New cabinet expected to ease tensions in Peru


Peru's Congress will vote on a new cabinet from Monday.

Peruvians and investors hope that the move will calm long-running political tensions if the cabinet is confirmed.

Earlier in October, just two months into the job, socialist and political newcomer President Pedro Castillo nominated a new prime minister and cabinet after his first pick resigned.

Mirtha Vasquez, his new prime minister appointee, is widely seen as more moderate than her predecessor, Guido Bellido, a member of Marxist-Leninist party Free Peru who had threatened to nationalize Peru's gas sector.

The country's Sol currency had fallen to record lows after Bellido was appointed but has rallied since Vasquez was nominated.

However, if Congress were to reject her cabinet, that would send Castillo back to the drawing board and create uncertainty about who his next pick could be.

With Congress controlled by the opposition, the result of the vote is unclear.

Castillo has strained ties with the radical Free Peru party that helped him to power, with some lawmakers saying they will vote to reject the new cabinet.

Castillo also has had a tense relationship with Congress and is in the middle of a legal dispute. Congress passed a law this week to limit when Peru's executive is allowed to dissolve the legislative chamber, which Castillo has said is an unconstitutional constraint.

Peru has cycled through five presidents in the past five years, during a period of political tension between the executive and legislative branches. Former President Martin

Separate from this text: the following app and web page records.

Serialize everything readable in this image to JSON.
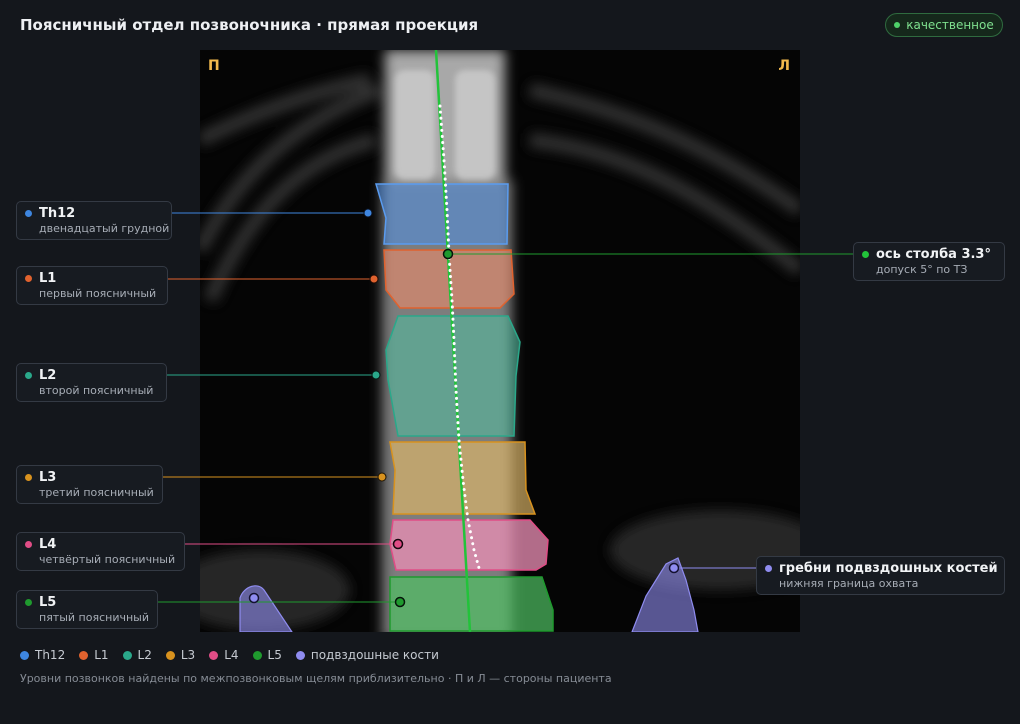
{
  "header": {
    "title": "Поясничный отдел позвоночника · прямая проекция",
    "badge": "качественное"
  },
  "viewer": {
    "left_mark": "П",
    "right_mark": "Л"
  },
  "labels": [
    {
      "key": "th12",
      "name": "Th12",
      "sub": "двенадцатый грудной",
      "color": "#3e86e0"
    },
    {
      "key": "l1",
      "name": "L1",
      "sub": "первый поясничный",
      "color": "#e0622e"
    },
    {
      "key": "l2",
      "name": "L2",
      "sub": "второй поясничный",
      "color": "#2aa88a"
    },
    {
      "key": "l3",
      "name": "L3",
      "sub": "третий поясничный",
      "color": "#d8921e"
    },
    {
      "key": "l4",
      "name": "L4",
      "sub": "четвёртый поясничный",
      "color": "#e04d86"
    },
    {
      "key": "l5",
      "name": "L5",
      "sub": "пятый поясничный",
      "color": "#1f9a2e"
    }
  ],
  "axis_label": {
    "name": "ось столба 3.3°",
    "sub": "допуск 5° по ТЗ",
    "color": "#1f9a2e"
  },
  "iliac_label": {
    "name": "гребни подвздошных костей",
    "sub": "нижняя граница охвата",
    "color": "#8f8cf0"
  },
  "legend": [
    {
      "label": "Th12",
      "color": "#3e86e0"
    },
    {
      "label": "L1",
      "color": "#e0622e"
    },
    {
      "label": "L2",
      "color": "#2aa88a"
    },
    {
      "label": "L3",
      "color": "#d8921e"
    },
    {
      "label": "L4",
      "color": "#e04d86"
    },
    {
      "label": "L5",
      "color": "#1f9a2e"
    },
    {
      "label": "подвздошные кости",
      "color": "#8f8cf0"
    }
  ],
  "footnote": "Уровни позвонков найдены по межпозвонковым щелям приблизительно · П и Л — стороны пациента"
}
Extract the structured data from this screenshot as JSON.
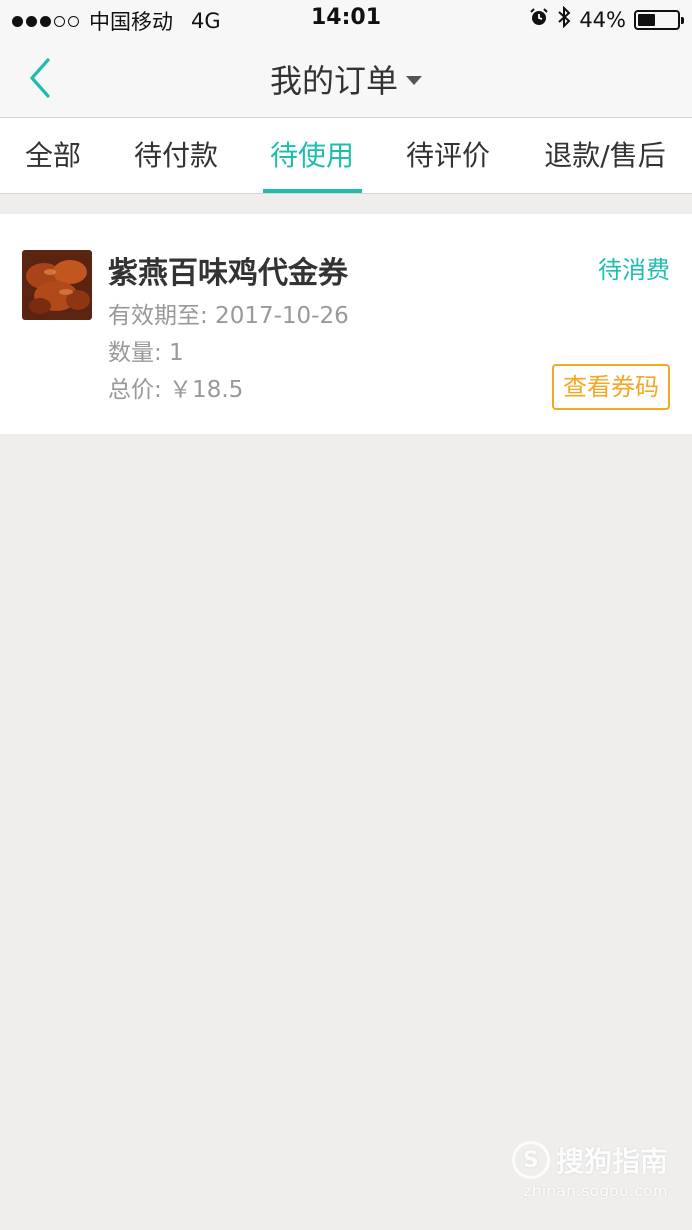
{
  "status_bar": {
    "carrier": "中国移动",
    "network": "4G",
    "time": "14:01",
    "battery": "44%",
    "battery_level": 0.44
  },
  "nav": {
    "title": "我的订单"
  },
  "tabs": [
    {
      "label": "全部"
    },
    {
      "label": "待付款"
    },
    {
      "label": "待使用"
    },
    {
      "label": "待评价"
    },
    {
      "label": "退款/售后"
    }
  ],
  "active_tab": "待使用",
  "order": {
    "title": "紫燕百味鸡代金券",
    "status": "待消费",
    "validity": "有效期至: 2017-10-26",
    "quantity": "数量: 1",
    "total": "总价: ￥18.5",
    "action_label": "查看券码"
  },
  "watermark": {
    "brand": "搜狗指南",
    "url": "zhinan.sogou.com"
  },
  "colors": {
    "accent": "#1ebdb0",
    "action": "#f5a623",
    "background": "#efeeec"
  }
}
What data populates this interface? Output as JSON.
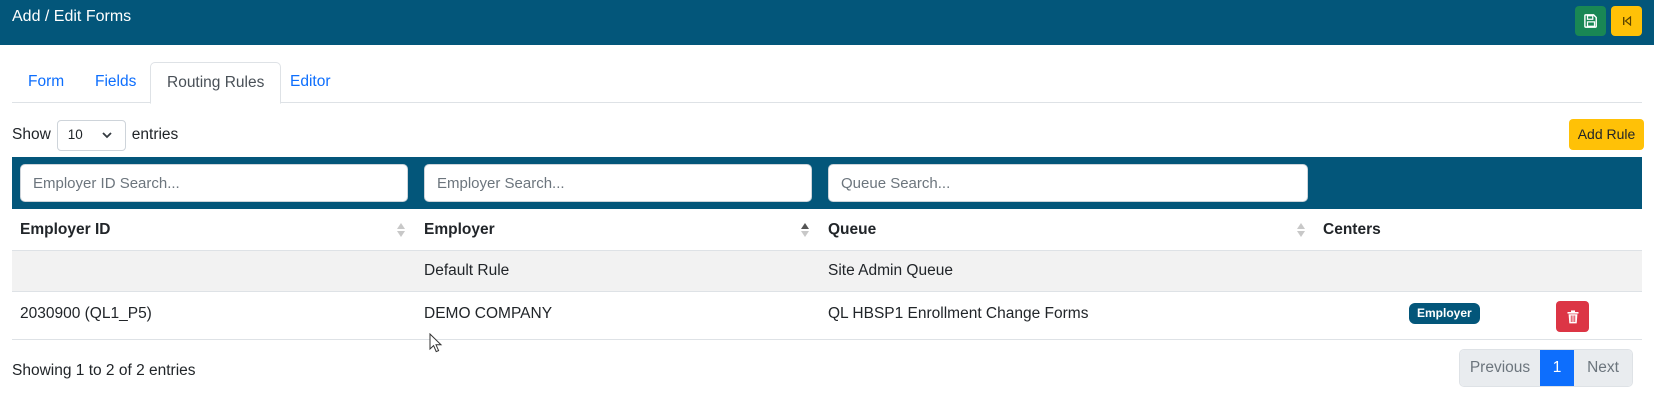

Vizcarra dissolved Congress in 2019, only to be impeached by the legislature the following year.

More from International News